Among the entries below, tally each line in which the word "rotate" is found, then state the tally alone.

• DATASET EXCERPTS:
====================

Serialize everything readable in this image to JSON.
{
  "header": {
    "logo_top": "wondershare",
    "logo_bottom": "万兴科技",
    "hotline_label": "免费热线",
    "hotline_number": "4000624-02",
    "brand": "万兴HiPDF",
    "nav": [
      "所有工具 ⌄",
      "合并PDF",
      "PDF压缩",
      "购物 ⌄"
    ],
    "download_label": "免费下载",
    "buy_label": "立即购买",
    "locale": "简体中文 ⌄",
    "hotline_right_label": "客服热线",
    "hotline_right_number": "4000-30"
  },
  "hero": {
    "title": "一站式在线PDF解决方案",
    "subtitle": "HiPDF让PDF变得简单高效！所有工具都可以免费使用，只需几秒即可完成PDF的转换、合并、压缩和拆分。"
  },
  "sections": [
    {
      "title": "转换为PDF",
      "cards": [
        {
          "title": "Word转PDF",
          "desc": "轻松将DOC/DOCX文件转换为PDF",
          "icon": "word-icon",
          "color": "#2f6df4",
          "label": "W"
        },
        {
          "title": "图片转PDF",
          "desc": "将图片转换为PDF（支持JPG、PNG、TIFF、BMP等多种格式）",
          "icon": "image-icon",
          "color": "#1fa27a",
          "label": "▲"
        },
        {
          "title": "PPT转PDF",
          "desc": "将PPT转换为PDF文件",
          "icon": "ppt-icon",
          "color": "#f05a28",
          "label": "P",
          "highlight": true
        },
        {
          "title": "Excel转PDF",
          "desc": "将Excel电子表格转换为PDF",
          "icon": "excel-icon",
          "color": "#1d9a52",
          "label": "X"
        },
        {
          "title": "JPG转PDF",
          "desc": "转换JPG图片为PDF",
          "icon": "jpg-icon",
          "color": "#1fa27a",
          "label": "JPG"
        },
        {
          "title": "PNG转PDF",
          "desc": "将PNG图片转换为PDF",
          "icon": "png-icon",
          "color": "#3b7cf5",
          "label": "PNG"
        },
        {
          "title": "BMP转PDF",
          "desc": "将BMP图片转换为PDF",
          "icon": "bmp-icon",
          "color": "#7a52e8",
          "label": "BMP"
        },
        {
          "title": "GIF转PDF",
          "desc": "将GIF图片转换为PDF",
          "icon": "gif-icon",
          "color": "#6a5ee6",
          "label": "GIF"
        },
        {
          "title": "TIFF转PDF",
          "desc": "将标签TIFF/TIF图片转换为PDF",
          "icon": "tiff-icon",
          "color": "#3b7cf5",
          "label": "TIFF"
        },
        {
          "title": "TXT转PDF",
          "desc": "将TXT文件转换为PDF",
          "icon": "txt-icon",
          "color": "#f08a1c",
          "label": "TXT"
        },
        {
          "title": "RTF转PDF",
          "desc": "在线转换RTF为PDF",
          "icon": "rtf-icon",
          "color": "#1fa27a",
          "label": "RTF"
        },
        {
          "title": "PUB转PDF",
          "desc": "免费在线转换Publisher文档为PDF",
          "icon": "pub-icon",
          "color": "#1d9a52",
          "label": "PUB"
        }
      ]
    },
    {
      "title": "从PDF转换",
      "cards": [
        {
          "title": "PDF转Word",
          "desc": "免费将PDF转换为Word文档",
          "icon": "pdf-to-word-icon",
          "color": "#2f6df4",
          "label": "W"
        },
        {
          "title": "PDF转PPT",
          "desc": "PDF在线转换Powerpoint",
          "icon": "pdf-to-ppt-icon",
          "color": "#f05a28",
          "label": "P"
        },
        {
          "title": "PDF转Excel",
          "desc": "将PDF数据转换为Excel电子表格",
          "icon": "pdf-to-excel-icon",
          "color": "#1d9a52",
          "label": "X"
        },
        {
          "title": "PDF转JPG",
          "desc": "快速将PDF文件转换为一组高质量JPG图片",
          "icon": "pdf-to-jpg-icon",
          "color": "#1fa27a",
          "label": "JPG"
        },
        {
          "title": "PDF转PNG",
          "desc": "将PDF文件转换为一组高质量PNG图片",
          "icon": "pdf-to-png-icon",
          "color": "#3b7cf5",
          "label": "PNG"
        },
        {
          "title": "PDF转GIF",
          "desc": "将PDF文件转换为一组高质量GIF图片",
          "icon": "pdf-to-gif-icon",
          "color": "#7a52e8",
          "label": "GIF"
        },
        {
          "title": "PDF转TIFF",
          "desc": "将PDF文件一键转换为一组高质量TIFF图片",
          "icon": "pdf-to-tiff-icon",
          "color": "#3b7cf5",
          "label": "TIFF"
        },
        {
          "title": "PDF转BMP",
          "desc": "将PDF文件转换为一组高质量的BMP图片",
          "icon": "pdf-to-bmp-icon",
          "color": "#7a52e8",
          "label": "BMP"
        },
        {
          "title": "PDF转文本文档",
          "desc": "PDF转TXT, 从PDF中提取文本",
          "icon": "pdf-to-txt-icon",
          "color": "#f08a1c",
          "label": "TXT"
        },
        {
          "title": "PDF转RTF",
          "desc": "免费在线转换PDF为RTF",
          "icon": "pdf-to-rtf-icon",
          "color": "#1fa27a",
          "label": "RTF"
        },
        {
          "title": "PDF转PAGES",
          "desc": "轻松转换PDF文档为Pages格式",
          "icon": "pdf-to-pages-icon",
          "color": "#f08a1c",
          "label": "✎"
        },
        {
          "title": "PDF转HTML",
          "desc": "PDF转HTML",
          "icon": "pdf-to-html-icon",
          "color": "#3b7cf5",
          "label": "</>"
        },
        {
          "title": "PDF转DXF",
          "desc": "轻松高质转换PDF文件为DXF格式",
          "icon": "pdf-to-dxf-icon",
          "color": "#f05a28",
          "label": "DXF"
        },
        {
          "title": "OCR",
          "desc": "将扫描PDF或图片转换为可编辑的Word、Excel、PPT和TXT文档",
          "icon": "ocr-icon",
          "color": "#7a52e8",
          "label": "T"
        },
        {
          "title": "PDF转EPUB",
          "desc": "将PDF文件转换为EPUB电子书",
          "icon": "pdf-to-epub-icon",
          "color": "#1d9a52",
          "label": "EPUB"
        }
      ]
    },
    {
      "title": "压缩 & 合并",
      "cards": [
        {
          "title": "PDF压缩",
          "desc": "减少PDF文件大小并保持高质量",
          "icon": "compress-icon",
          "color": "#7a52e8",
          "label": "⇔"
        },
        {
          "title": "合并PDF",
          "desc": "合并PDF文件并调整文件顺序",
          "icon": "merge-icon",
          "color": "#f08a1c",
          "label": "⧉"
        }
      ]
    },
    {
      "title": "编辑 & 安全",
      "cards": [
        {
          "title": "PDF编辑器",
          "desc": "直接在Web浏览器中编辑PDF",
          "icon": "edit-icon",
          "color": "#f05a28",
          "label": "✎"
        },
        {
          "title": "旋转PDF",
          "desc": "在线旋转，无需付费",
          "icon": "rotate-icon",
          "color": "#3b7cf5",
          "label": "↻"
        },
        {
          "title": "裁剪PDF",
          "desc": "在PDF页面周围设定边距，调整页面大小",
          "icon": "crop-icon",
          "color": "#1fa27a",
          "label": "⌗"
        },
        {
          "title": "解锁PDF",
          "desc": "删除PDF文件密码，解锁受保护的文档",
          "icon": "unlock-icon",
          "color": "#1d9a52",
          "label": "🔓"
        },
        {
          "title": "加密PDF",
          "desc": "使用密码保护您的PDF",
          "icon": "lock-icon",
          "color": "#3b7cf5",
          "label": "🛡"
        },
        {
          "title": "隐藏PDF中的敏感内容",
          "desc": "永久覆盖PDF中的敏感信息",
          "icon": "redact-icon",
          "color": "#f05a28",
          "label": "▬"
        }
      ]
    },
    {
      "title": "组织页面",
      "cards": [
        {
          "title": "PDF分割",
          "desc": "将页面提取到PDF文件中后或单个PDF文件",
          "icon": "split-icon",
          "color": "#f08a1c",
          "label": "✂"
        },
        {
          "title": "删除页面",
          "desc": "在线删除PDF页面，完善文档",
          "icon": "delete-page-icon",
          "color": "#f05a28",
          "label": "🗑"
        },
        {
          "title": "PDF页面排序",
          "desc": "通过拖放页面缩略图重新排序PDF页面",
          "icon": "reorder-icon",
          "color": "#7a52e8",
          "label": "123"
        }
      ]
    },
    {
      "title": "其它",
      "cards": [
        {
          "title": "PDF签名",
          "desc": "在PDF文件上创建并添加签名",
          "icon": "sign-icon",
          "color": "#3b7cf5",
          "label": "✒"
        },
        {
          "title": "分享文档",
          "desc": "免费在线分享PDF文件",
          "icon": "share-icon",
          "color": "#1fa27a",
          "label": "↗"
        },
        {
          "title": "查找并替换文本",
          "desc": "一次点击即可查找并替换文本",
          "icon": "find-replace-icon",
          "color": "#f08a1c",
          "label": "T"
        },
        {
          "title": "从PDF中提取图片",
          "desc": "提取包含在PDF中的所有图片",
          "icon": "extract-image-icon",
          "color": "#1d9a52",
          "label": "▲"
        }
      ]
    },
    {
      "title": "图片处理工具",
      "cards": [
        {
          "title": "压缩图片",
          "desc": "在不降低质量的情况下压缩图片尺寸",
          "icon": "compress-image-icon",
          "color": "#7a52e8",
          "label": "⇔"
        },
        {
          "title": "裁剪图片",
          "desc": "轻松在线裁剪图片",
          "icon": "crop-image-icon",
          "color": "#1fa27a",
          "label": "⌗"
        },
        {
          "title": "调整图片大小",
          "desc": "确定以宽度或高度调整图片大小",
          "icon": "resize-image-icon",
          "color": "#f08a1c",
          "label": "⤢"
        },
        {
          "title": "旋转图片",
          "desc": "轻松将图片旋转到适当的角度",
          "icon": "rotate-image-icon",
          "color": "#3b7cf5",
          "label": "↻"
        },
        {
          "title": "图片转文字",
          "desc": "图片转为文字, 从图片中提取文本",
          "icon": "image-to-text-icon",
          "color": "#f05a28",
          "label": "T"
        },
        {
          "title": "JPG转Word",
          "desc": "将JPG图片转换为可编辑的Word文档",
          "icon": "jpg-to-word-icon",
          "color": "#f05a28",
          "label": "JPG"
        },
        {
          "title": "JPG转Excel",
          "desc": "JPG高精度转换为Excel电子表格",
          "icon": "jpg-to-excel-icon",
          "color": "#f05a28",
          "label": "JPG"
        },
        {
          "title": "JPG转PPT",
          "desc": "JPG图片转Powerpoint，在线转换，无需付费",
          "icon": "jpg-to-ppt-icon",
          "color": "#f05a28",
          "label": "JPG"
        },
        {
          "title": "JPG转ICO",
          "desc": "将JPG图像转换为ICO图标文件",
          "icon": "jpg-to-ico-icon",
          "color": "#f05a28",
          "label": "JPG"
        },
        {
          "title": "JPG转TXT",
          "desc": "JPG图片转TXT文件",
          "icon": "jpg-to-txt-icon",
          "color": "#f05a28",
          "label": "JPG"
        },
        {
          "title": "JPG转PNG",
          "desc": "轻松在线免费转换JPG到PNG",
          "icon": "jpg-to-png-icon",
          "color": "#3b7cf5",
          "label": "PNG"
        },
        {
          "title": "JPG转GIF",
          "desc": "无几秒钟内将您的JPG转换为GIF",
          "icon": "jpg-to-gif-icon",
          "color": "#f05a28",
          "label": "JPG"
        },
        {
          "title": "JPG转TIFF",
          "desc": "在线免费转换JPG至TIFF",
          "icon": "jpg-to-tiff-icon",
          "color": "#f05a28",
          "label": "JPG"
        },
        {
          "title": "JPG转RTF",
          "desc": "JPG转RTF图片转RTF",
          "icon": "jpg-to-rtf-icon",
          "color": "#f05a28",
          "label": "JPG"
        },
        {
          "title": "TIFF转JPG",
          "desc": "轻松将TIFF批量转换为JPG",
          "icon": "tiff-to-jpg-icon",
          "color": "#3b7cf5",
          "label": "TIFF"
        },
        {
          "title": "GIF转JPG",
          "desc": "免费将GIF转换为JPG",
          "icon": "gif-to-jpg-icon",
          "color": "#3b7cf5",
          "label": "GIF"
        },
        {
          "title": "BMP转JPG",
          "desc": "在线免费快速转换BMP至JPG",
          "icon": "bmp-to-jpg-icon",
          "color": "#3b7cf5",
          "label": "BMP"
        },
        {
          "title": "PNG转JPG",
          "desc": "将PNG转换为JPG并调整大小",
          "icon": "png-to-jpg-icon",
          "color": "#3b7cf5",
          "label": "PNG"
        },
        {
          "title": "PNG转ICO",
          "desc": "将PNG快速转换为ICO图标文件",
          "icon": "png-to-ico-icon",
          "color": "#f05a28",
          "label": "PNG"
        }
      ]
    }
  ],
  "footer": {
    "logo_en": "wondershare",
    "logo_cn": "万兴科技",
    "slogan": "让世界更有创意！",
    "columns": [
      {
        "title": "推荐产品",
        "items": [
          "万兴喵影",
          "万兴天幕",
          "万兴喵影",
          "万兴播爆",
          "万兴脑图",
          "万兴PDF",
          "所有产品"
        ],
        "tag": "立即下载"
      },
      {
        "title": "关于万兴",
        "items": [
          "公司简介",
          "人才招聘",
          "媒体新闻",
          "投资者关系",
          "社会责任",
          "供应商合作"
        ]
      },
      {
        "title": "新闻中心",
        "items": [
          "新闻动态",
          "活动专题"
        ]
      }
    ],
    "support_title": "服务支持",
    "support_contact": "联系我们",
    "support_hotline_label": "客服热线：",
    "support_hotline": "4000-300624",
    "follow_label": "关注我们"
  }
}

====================

• WRITTEN ANSWER: 2